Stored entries

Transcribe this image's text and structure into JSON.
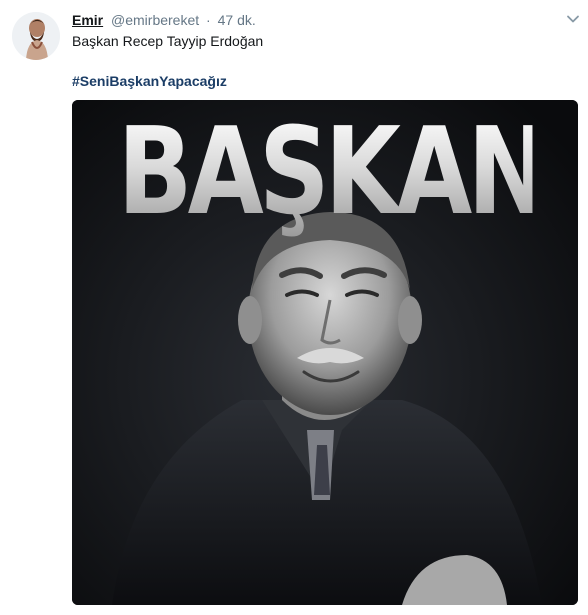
{
  "tweet": {
    "author": {
      "name": "Emir",
      "handle": "@emirbereket",
      "separator": "·",
      "time": "47 dk.",
      "avatar_icon": "avatar-photo"
    },
    "text": "Başkan Recep Tayyip Erdoğan",
    "hashtag": "#SeniBaşkanYapacağız",
    "media": {
      "overlay_word": "BAŞKAN"
    },
    "menu_icon": "chevron-down-icon"
  },
  "colors": {
    "name": "#14171a",
    "meta": "#657786",
    "hashtag": "#1b3d66",
    "media_bg": "#0e0f12"
  }
}
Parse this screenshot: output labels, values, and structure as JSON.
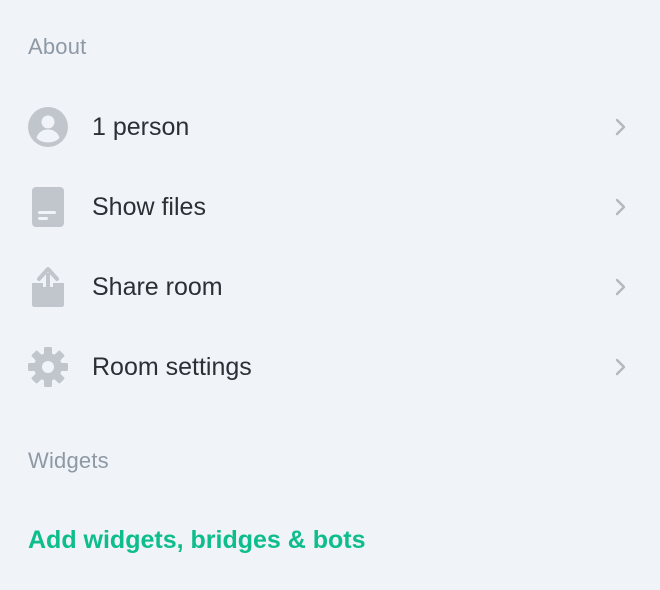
{
  "about": {
    "title": "About",
    "items": [
      {
        "label": "1 person",
        "icon": "person-icon"
      },
      {
        "label": "Show files",
        "icon": "file-icon"
      },
      {
        "label": "Share room",
        "icon": "share-icon"
      },
      {
        "label": "Room settings",
        "icon": "gear-icon"
      }
    ]
  },
  "widgets": {
    "title": "Widgets",
    "add_label": "Add widgets, bridges & bots"
  },
  "colors": {
    "background": "#f0f3f8",
    "section_title": "#8e99a4",
    "icon": "#c1c6cd",
    "accent": "#0dbd8b"
  }
}
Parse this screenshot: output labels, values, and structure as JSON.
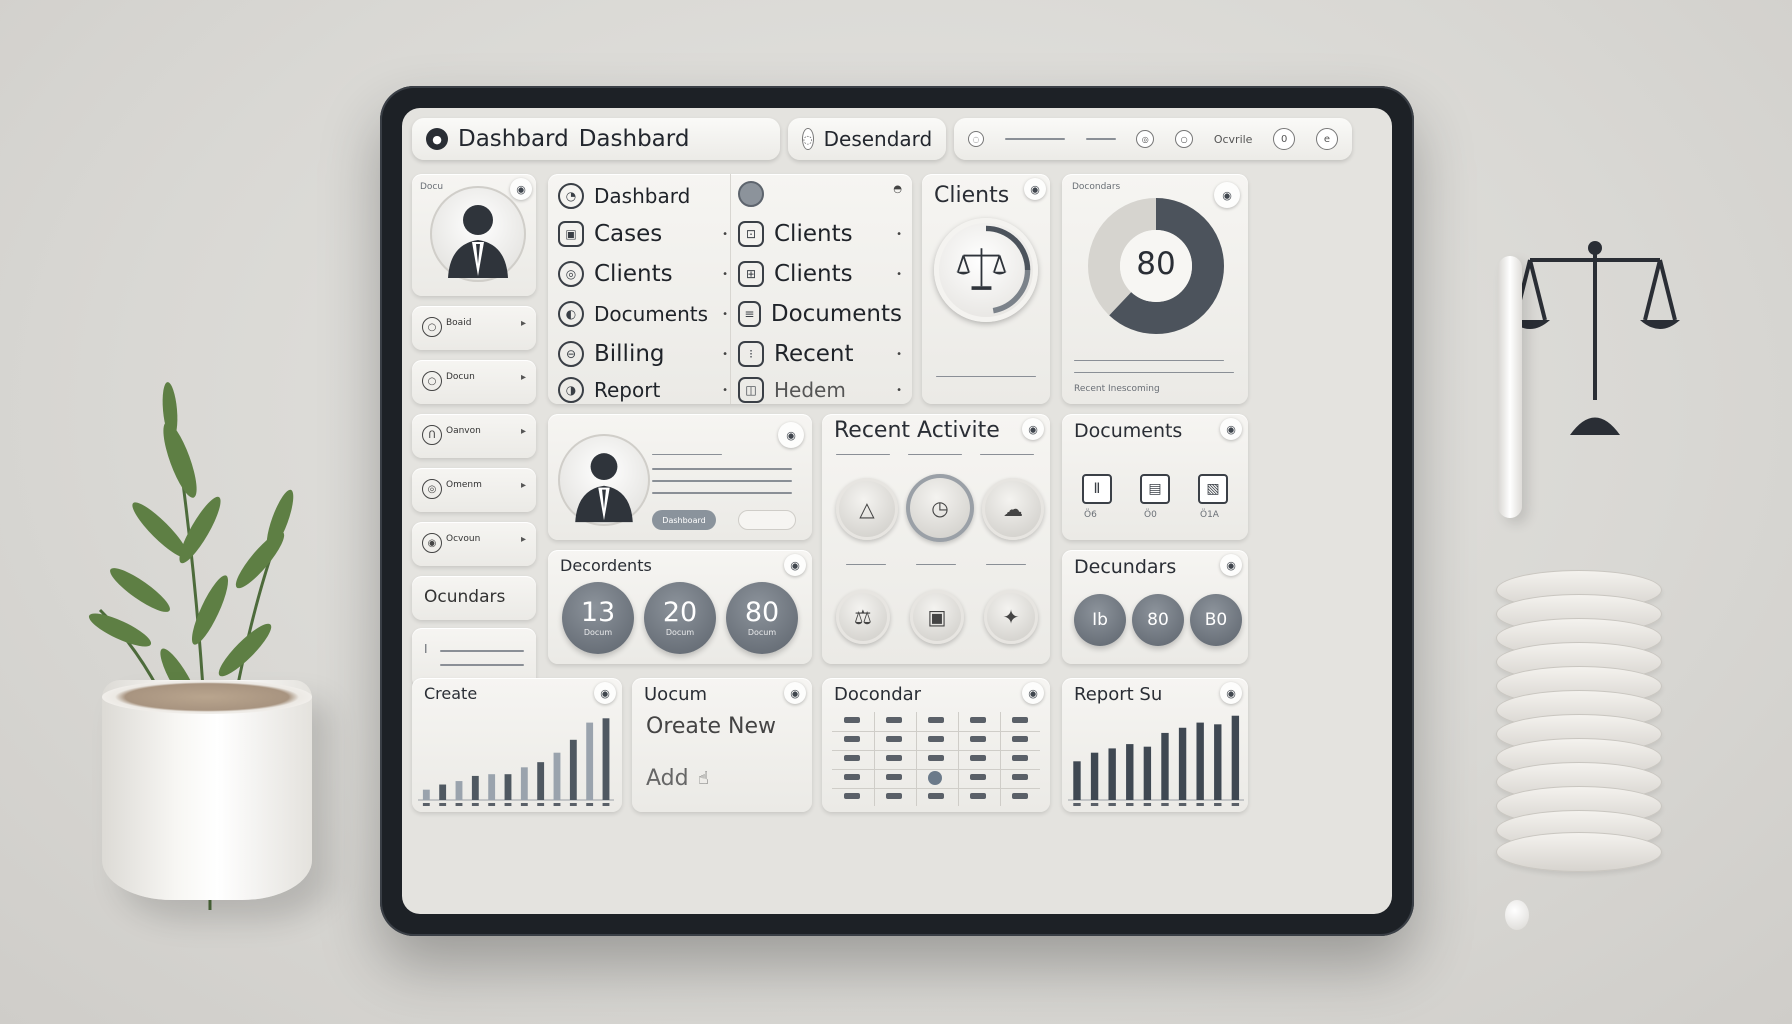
{
  "topbar": {
    "title_a": "Dashbard",
    "title_b": "Dashbard",
    "tab2": "Desendard",
    "tab3_small": "Ocvrile"
  },
  "profile": {
    "label": "Docu"
  },
  "side_items": [
    {
      "label": "Boaid"
    },
    {
      "label": "Docun"
    },
    {
      "label": "Oanvon"
    },
    {
      "label": "Omenm"
    },
    {
      "label": "Ocvoun"
    },
    {
      "label": "Ocundars"
    }
  ],
  "menu_left": [
    {
      "label": "Dashbard"
    },
    {
      "label": "Cases"
    },
    {
      "label": "Clients"
    },
    {
      "label": "Documents"
    },
    {
      "label": "Billing"
    },
    {
      "label": "Report"
    }
  ],
  "menu_right": [
    {
      "label": ""
    },
    {
      "label": "Clients"
    },
    {
      "label": "Clients"
    },
    {
      "label": "Documents"
    },
    {
      "label": "Recent"
    },
    {
      "label": "Hedem"
    }
  ],
  "clients_card": {
    "title": "Clients"
  },
  "donut_card": {
    "title": "Docondars",
    "value": "80",
    "donut_fill": 0.62,
    "footer": "Recent Inescoming"
  },
  "recent_activity": {
    "title": "Recent Activite"
  },
  "documents_card": {
    "title": "Documents",
    "labels": [
      "Ö6",
      "Ö0",
      "Ö1A"
    ]
  },
  "profile_card": {
    "button": "Dashboard"
  },
  "decordents": {
    "title": "Decordents",
    "stats": [
      {
        "num": "13",
        "cap": "Docum"
      },
      {
        "num": "20",
        "cap": "Docum"
      },
      {
        "num": "80",
        "cap": "Docum"
      }
    ]
  },
  "decundars": {
    "title": "Decundars",
    "stats": [
      "Ib",
      "80",
      "B0"
    ]
  },
  "create_card": {
    "title": "Create",
    "bars": [
      0.12,
      0.18,
      0.22,
      0.28,
      0.3,
      0.3,
      0.38,
      0.44,
      0.55,
      0.7,
      0.9,
      0.95
    ]
  },
  "uocum_card": {
    "title": "Uocum",
    "subtitle": "Oreate New",
    "add": "Add"
  },
  "docondar_card": {
    "title": "Docondar"
  },
  "report_card": {
    "title": "Report Su",
    "bars": [
      0.45,
      0.55,
      0.6,
      0.65,
      0.62,
      0.78,
      0.84,
      0.9,
      0.88,
      0.98
    ]
  },
  "colors": {
    "accent": "#5d646d",
    "dark": "#2a2e35"
  }
}
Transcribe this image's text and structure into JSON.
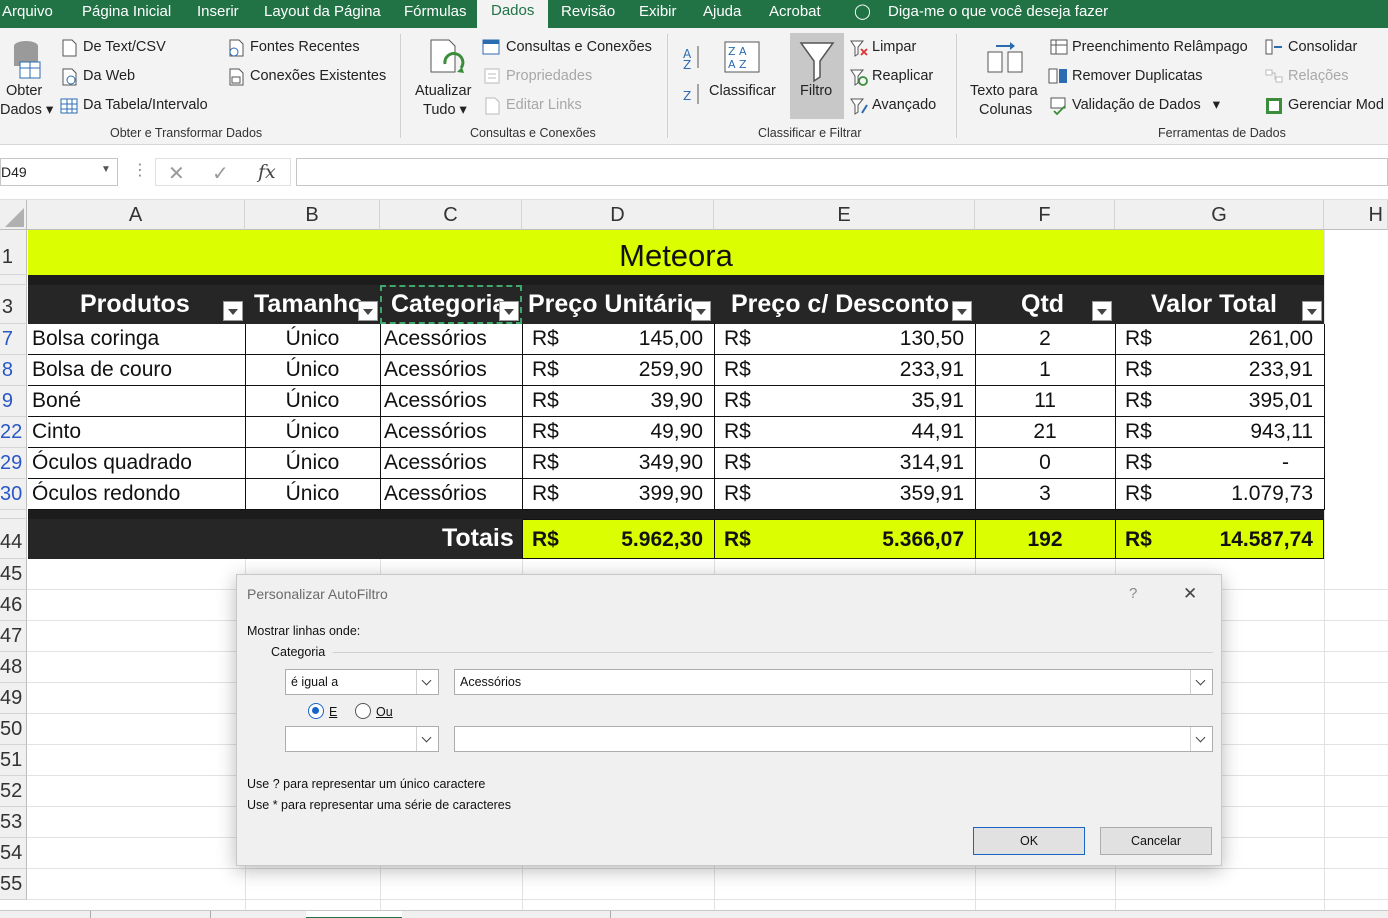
{
  "tabs": [
    "Arquivo",
    "Página Inicial",
    "Inserir",
    "Layout da Página",
    "Fórmulas",
    "Dados",
    "Revisão",
    "Exibir",
    "Ajuda",
    "Acrobat",
    "Diga-me o que você deseja fazer"
  ],
  "ribbon": {
    "obter_dados": [
      "Obter",
      "Dados"
    ],
    "de_text": "De Text/CSV",
    "da_web": "Da Web",
    "da_tabela": "Da Tabela/Intervalo",
    "fontes_recentes": "Fontes Recentes",
    "conexoes_existentes": "Conexões Existentes",
    "group1": "Obter e Transformar Dados",
    "atualizar": [
      "Atualizar",
      "Tudo"
    ],
    "consultas_conexoes": "Consultas e Conexões",
    "propriedades": "Propriedades",
    "editar_links": "Editar Links",
    "group2": "Consultas e Conexões",
    "classificar": "Classificar",
    "filtro": "Filtro",
    "limpar": "Limpar",
    "reaplicar": "Reaplicar",
    "avancado": "Avançado",
    "group3": "Classificar e Filtrar",
    "texto_colunas": [
      "Texto para",
      "Colunas"
    ],
    "preenchimento": "Preenchimento Relâmpago",
    "remover_dup": "Remover Duplicatas",
    "validacao": "Validação de Dados",
    "consolidar": "Consolidar",
    "relacoes": "Relações",
    "gerenciar": "Gerenciar Mod",
    "group4": "Ferramentas de Dados"
  },
  "formula_bar": {
    "name_box": "D49",
    "fx": "fx"
  },
  "columns": [
    "A",
    "B",
    "C",
    "D",
    "E",
    "F",
    "G",
    "H"
  ],
  "row_numbers": [
    "1",
    "3",
    "7",
    "8",
    "9",
    "22",
    "29",
    "30",
    "44",
    "45",
    "46",
    "47",
    "48",
    "49",
    "50",
    "51",
    "52",
    "53",
    "54",
    "55"
  ],
  "sheet": {
    "title": "Meteora",
    "headers": [
      "Produtos",
      "Tamanho",
      "Categoria",
      "Preço Unitário",
      "Preço c/ Desconto",
      "Qtd",
      "Valor Total"
    ],
    "currency": "R$",
    "rows": [
      {
        "produto": "Bolsa coringa",
        "tamanho": "Único",
        "categoria": "Acessórios",
        "preco": "145,00",
        "desconto": "130,50",
        "qtd": "2",
        "total": "261,00"
      },
      {
        "produto": "Bolsa de couro",
        "tamanho": "Único",
        "categoria": "Acessórios",
        "preco": "259,90",
        "desconto": "233,91",
        "qtd": "1",
        "total": "233,91"
      },
      {
        "produto": "Boné",
        "tamanho": "Único",
        "categoria": "Acessórios",
        "preco": "39,90",
        "desconto": "35,91",
        "qtd": "11",
        "total": "395,01"
      },
      {
        "produto": "Cinto",
        "tamanho": "Único",
        "categoria": "Acessórios",
        "preco": "49,90",
        "desconto": "44,91",
        "qtd": "21",
        "total": "943,11"
      },
      {
        "produto": "Óculos quadrado",
        "tamanho": "Único",
        "categoria": "Acessórios",
        "preco": "349,90",
        "desconto": "314,91",
        "qtd": "0",
        "total": "-"
      },
      {
        "produto": "Óculos redondo",
        "tamanho": "Único",
        "categoria": "Acessórios",
        "preco": "399,90",
        "desconto": "359,91",
        "qtd": "3",
        "total": "1.079,73"
      }
    ],
    "totals": {
      "label": "Totais",
      "preco": "5.962,30",
      "desconto": "5.366,07",
      "qtd": "192",
      "total": "14.587,74"
    }
  },
  "dialog": {
    "title": "Personalizar AutoFiltro",
    "help": "?",
    "close": "✕",
    "show_rows": "Mostrar linhas onde:",
    "field": "Categoria",
    "op1": "é igual a",
    "val1": "Acessórios",
    "and_label": "E",
    "or_label": "Ou",
    "op2": "",
    "val2": "",
    "hint1": "Use ? para representar um único caractere",
    "hint2": "Use * para representar uma série de caracteres",
    "ok": "OK",
    "cancel": "Cancelar"
  }
}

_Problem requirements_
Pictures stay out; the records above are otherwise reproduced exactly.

_Task answer_
Transcribe this image's text and structure into JSON.
{
  "tweet": {
    "author": {
      "name": "Emir",
      "handle": "@emirbereket",
      "separator": "·",
      "time": "47 dk.",
      "avatar_icon": "avatar-photo"
    },
    "text": "Başkan Recep Tayyip Erdoğan",
    "hashtag": "#SeniBaşkanYapacağız",
    "media": {
      "overlay_word": "BAŞKAN"
    },
    "menu_icon": "chevron-down-icon"
  },
  "colors": {
    "name": "#14171a",
    "meta": "#657786",
    "hashtag": "#1b3d66",
    "media_bg": "#0e0f12"
  }
}
Parse this screenshot: output labels, values, and structure as JSON.
{
  "about": {
    "title": "About",
    "items": [
      {
        "label": "1 person",
        "icon": "person-icon"
      },
      {
        "label": "Show files",
        "icon": "file-icon"
      },
      {
        "label": "Share room",
        "icon": "share-icon"
      },
      {
        "label": "Room settings",
        "icon": "gear-icon"
      }
    ]
  },
  "widgets": {
    "title": "Widgets",
    "add_label": "Add widgets, bridges & bots"
  },
  "colors": {
    "background": "#f0f3f8",
    "section_title": "#8e99a4",
    "icon": "#c1c6cd",
    "accent": "#0dbd8b"
  }
}
Parse this screenshot: output labels, values, and structure as JSON.
{
  "topbar": {
    "title_a": "Dashbard",
    "title_b": "Dashbard",
    "tab2": "Desendard",
    "tab3_small": "Ocvrile"
  },
  "profile": {
    "label": "Docu"
  },
  "side_items": [
    {
      "label": "Boaid"
    },
    {
      "label": "Docun"
    },
    {
      "label": "Oanvon"
    },
    {
      "label": "Omenm"
    },
    {
      "label": "Ocvoun"
    },
    {
      "label": "Ocundars"
    }
  ],
  "menu_left": [
    {
      "label": "Dashbard"
    },
    {
      "label": "Cases"
    },
    {
      "label": "Clients"
    },
    {
      "label": "Documents"
    },
    {
      "label": "Billing"
    },
    {
      "label": "Report"
    }
  ],
  "menu_right": [
    {
      "label": ""
    },
    {
      "label": "Clients"
    },
    {
      "label": "Clients"
    },
    {
      "label": "Documents"
    },
    {
      "label": "Recent"
    },
    {
      "label": "Hedem"
    }
  ],
  "clients_card": {
    "title": "Clients"
  },
  "donut_card": {
    "title": "Docondars",
    "value": "80",
    "donut_fill": 0.62,
    "footer": "Recent Inescoming"
  },
  "recent_activity": {
    "title": "Recent Activite"
  },
  "documents_card": {
    "title": "Documents",
    "labels": [
      "Ö6",
      "Ö0",
      "Ö1A"
    ]
  },
  "profile_card": {
    "button": "Dashboard"
  },
  "decordents": {
    "title": "Decordents",
    "stats": [
      {
        "num": "13",
        "cap": "Docum"
      },
      {
        "num": "20",
        "cap": "Docum"
      },
      {
        "num": "80",
        "cap": "Docum"
      }
    ]
  },
  "decundars": {
    "title": "Decundars",
    "stats": [
      "Ib",
      "80",
      "B0"
    ]
  },
  "create_card": {
    "title": "Create",
    "bars": [
      0.12,
      0.18,
      0.22,
      0.28,
      0.3,
      0.3,
      0.38,
      0.44,
      0.55,
      0.7,
      0.9,
      0.95
    ]
  },
  "uocum_card": {
    "title": "Uocum",
    "subtitle": "Oreate New",
    "add": "Add"
  },
  "docondar_card": {
    "title": "Docondar"
  },
  "report_card": {
    "title": "Report Su",
    "bars": [
      0.45,
      0.55,
      0.6,
      0.65,
      0.62,
      0.78,
      0.84,
      0.9,
      0.88,
      0.98
    ]
  },
  "colors": {
    "accent": "#5d646d",
    "dark": "#2a2e35"
  }
}
Transcribe this image's text and structure into JSON.
{
  "tabs": [
    "Arquivo",
    "Página Inicial",
    "Inserir",
    "Layout da Página",
    "Fórmulas",
    "Dados",
    "Revisão",
    "Exibir",
    "Ajuda",
    "Acrobat",
    "Diga-me o que você deseja fazer"
  ],
  "ribbon": {
    "obter_dados": [
      "Obter",
      "Dados"
    ],
    "de_text": "De Text/CSV",
    "da_web": "Da Web",
    "da_tabela": "Da Tabela/Intervalo",
    "fontes_recentes": "Fontes Recentes",
    "conexoes_existentes": "Conexões Existentes",
    "group1": "Obter e Transformar Dados",
    "atualizar": [
      "Atualizar",
      "Tudo"
    ],
    "consultas_conexoes": "Consultas e Conexões",
    "propriedades": "Propriedades",
    "editar_links": "Editar Links",
    "group2": "Consultas e Conexões",
    "classificar": "Classificar",
    "filtro": "Filtro",
    "limpar": "Limpar",
    "reaplicar": "Reaplicar",
    "avancado": "Avançado",
    "group3": "Classificar e Filtrar",
    "texto_colunas": [
      "Texto para",
      "Colunas"
    ],
    "preenchimento": "Preenchimento Relâmpago",
    "remover_dup": "Remover Duplicatas",
    "validacao": "Validação de Dados",
    "consolidar": "Consolidar",
    "relacoes": "Relações",
    "gerenciar": "Gerenciar Mod",
    "group4": "Ferramentas de Dados"
  },
  "formula_bar": {
    "name_box": "D49",
    "fx": "fx"
  },
  "columns": [
    "A",
    "B",
    "C",
    "D",
    "E",
    "F",
    "G",
    "H"
  ],
  "row_numbers": [
    "1",
    "3",
    "7",
    "8",
    "9",
    "22",
    "29",
    "30",
    "44",
    "45",
    "46",
    "47",
    "48",
    "49",
    "50",
    "51",
    "52",
    "53",
    "54",
    "55"
  ],
  "sheet": {
    "title": "Meteora",
    "headers": [
      "Produtos",
      "Tamanho",
      "Categoria",
      "Preço Unitário",
      "Preço c/ Desconto",
      "Qtd",
      "Valor Total"
    ],
    "currency": "R$",
    "rows": [
      {
        "produto": "Bolsa coringa",
        "tamanho": "Único",
        "categoria": "Acessórios",
        "preco": "145,00",
        "desconto": "130,50",
        "qtd": "2",
        "total": "261,00"
      },
      {
        "produto": "Bolsa de couro",
        "tamanho": "Único",
        "categoria": "Acessórios",
        "preco": "259,90",
        "desconto": "233,91",
        "qtd": "1",
        "total": "233,91"
      },
      {
        "produto": "Boné",
        "tamanho": "Único",
        "categoria": "Acessórios",
        "preco": "39,90",
        "desconto": "35,91",
        "qtd": "11",
        "total": "395,01"
      },
      {
        "produto": "Cinto",
        "tamanho": "Único",
        "categoria": "Acessórios",
        "preco": "49,90",
        "desconto": "44,91",
        "qtd": "21",
        "total": "943,11"
      },
      {
        "produto": "Óculos quadrado",
        "tamanho": "Único",
        "categoria": "Acessórios",
        "preco": "349,90",
        "desconto": "314,91",
        "qtd": "0",
        "total": "-"
      },
      {
        "produto": "Óculos redondo",
        "tamanho": "Único",
        "categoria": "Acessórios",
        "preco": "399,90",
        "desconto": "359,91",
        "qtd": "3",
        "total": "1.079,73"
      }
    ],
    "totals": {
      "label": "Totais",
      "preco": "5.962,30",
      "desconto": "5.366,07",
      "qtd": "192",
      "total": "14.587,74"
    }
  },
  "dialog": {
    "title": "Personalizar AutoFiltro",
    "help": "?",
    "close": "✕",
    "show_rows": "Mostrar linhas onde:",
    "field": "Categoria",
    "op1": "é igual a",
    "val1": "Acessórios",
    "and_label": "E",
    "or_label": "Ou",
    "op2": "",
    "val2": "",
    "hint1": "Use ? para representar um único caractere",
    "hint2": "Use * para representar uma série de caracteres",
    "ok": "OK",
    "cancel": "Cancelar"
  }
}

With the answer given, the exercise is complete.